WORK ITEM: Search the data for the word "true" and copy out every line that has it.

STORED DATA:
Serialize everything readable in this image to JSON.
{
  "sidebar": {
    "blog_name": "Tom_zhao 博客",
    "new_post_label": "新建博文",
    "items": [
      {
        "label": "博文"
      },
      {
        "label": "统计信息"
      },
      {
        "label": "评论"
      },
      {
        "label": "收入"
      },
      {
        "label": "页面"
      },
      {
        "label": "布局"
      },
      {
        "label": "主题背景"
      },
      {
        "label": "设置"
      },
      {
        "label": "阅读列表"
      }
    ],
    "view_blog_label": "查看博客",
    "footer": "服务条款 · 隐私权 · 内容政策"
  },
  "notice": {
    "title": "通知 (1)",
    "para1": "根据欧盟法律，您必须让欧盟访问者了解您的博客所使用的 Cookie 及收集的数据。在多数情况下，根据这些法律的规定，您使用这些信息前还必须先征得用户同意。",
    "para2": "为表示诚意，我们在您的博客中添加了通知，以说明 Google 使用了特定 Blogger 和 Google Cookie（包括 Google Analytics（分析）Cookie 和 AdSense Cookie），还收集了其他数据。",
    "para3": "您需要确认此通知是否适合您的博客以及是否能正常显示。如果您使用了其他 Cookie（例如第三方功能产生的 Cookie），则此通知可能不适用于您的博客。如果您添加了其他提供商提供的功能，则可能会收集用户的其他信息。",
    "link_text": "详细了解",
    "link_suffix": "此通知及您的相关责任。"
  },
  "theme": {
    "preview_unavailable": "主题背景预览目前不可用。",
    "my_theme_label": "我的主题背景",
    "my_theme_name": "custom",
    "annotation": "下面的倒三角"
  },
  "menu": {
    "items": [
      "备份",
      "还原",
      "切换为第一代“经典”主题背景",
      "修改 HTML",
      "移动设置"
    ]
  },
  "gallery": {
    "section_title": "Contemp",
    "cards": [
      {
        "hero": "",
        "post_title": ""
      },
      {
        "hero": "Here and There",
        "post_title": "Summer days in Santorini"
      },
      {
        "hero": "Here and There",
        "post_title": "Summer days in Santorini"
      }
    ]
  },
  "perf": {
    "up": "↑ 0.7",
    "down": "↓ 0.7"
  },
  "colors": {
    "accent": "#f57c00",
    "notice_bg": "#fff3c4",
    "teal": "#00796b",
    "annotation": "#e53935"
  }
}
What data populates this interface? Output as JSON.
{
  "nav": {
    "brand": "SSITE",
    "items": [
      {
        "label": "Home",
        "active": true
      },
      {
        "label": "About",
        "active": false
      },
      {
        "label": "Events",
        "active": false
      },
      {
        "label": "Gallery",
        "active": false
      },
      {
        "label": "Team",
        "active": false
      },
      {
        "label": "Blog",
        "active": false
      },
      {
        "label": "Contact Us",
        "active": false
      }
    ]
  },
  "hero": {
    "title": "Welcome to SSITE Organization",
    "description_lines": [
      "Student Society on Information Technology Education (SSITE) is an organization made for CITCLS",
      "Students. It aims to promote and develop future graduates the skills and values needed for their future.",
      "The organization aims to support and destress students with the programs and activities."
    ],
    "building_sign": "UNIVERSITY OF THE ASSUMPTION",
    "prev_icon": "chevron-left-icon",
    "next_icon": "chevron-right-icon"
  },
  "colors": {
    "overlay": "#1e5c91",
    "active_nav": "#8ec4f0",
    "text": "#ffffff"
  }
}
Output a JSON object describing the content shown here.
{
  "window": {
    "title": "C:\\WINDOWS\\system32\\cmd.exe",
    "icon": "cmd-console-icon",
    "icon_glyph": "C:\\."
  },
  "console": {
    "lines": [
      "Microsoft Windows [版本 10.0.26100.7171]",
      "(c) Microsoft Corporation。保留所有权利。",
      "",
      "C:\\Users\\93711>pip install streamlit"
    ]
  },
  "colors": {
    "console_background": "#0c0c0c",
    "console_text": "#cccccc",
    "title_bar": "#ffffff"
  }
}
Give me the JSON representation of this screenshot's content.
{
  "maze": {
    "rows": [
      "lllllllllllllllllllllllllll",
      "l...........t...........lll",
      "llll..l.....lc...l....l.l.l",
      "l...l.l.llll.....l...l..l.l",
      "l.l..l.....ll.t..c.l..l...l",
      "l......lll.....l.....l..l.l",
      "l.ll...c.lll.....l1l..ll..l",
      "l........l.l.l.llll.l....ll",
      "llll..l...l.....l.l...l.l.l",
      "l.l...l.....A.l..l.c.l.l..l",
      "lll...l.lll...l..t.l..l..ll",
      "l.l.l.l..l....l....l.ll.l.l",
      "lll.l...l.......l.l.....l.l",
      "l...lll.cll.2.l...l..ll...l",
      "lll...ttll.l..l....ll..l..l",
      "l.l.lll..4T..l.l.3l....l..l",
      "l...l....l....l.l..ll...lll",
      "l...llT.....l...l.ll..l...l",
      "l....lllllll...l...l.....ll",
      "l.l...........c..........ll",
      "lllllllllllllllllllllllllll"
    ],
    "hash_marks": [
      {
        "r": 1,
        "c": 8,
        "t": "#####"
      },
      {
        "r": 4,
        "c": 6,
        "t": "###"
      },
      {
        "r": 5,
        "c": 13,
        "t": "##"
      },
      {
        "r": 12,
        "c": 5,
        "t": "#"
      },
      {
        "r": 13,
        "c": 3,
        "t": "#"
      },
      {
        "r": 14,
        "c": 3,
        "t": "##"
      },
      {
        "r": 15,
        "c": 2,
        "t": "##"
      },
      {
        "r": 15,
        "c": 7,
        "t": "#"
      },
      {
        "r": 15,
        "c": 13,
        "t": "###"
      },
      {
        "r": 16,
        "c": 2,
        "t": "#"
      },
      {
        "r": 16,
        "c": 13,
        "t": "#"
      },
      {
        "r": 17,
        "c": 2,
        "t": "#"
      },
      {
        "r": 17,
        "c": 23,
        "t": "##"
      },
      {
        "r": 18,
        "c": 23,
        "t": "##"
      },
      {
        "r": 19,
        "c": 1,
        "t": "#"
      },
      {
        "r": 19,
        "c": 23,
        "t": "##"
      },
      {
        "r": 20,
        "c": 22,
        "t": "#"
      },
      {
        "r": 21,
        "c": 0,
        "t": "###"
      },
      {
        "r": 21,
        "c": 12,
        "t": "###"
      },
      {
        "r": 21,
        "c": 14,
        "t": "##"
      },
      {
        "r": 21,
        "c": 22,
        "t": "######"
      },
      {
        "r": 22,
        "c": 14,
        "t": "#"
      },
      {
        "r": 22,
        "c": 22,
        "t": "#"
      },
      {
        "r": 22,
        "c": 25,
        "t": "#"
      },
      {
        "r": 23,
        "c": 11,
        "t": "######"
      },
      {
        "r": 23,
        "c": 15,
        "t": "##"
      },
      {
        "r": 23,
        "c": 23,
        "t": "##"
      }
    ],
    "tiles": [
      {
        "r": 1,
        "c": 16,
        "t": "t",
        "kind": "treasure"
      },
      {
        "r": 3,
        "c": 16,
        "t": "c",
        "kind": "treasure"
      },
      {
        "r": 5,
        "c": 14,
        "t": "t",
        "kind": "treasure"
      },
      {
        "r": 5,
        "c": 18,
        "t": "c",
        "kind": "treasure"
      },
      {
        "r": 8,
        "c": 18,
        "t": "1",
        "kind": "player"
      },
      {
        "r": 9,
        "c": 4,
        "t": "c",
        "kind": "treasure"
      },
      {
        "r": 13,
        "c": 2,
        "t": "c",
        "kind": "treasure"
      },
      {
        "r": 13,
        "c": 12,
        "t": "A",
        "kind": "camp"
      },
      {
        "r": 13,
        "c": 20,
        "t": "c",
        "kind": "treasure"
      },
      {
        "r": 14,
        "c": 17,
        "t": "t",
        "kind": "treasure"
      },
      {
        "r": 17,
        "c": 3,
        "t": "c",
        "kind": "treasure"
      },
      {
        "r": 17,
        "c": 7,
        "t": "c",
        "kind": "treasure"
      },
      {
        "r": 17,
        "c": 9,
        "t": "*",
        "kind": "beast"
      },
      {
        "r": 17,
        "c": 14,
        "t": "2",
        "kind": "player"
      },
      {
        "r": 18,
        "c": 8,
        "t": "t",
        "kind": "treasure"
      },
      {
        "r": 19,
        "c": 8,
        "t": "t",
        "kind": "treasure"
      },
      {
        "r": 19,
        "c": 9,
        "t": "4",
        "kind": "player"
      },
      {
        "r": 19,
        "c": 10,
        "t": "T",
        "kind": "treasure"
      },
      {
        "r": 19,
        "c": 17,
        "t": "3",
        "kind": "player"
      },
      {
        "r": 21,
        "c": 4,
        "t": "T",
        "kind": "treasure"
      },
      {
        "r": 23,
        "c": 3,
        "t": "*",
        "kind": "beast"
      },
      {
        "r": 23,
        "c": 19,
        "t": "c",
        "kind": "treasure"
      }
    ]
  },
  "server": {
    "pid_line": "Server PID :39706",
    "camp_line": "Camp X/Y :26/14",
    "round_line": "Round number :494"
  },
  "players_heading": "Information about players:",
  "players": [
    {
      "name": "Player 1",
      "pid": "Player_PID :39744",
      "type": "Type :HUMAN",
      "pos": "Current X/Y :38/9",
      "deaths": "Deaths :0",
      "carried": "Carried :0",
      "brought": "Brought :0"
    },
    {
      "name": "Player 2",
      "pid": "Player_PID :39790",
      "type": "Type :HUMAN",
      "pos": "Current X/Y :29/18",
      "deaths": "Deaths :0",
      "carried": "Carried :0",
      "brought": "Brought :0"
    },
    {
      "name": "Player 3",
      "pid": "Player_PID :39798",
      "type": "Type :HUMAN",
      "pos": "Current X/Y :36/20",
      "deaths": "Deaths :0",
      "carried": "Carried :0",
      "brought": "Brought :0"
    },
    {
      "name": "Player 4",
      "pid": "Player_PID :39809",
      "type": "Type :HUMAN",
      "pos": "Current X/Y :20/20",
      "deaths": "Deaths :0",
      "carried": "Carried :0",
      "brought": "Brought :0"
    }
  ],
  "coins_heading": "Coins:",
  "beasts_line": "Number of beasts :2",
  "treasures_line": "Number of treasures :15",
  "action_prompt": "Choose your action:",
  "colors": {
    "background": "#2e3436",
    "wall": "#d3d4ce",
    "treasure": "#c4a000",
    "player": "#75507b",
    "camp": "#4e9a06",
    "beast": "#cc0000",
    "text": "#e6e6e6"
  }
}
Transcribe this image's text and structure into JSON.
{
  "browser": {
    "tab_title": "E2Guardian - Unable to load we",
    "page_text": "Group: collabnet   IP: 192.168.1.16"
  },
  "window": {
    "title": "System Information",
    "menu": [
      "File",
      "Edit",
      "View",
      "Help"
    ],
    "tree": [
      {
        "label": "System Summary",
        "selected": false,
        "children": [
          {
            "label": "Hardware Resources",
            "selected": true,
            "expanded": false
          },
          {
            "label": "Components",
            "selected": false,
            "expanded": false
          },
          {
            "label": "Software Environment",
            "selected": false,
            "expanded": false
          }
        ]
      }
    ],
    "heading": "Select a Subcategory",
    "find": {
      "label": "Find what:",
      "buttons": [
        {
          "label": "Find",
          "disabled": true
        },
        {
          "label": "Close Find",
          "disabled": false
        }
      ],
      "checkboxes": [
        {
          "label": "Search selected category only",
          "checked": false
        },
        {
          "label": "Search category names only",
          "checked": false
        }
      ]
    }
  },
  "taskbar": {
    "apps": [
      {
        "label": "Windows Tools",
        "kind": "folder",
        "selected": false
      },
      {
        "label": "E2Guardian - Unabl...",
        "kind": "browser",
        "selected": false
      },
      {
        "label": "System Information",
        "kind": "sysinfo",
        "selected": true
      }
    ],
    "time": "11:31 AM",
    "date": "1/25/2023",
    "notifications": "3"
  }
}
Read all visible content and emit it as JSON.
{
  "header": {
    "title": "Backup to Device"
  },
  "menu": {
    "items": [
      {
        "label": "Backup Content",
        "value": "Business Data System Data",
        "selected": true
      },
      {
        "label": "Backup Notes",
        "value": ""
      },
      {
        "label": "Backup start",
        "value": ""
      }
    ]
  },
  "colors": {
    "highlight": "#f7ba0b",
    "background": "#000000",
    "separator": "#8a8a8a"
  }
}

ANSWER FOR THE TASK:
        "active": true
            "selected": true,
          "disabled": true
        "selected": true
        "selected": true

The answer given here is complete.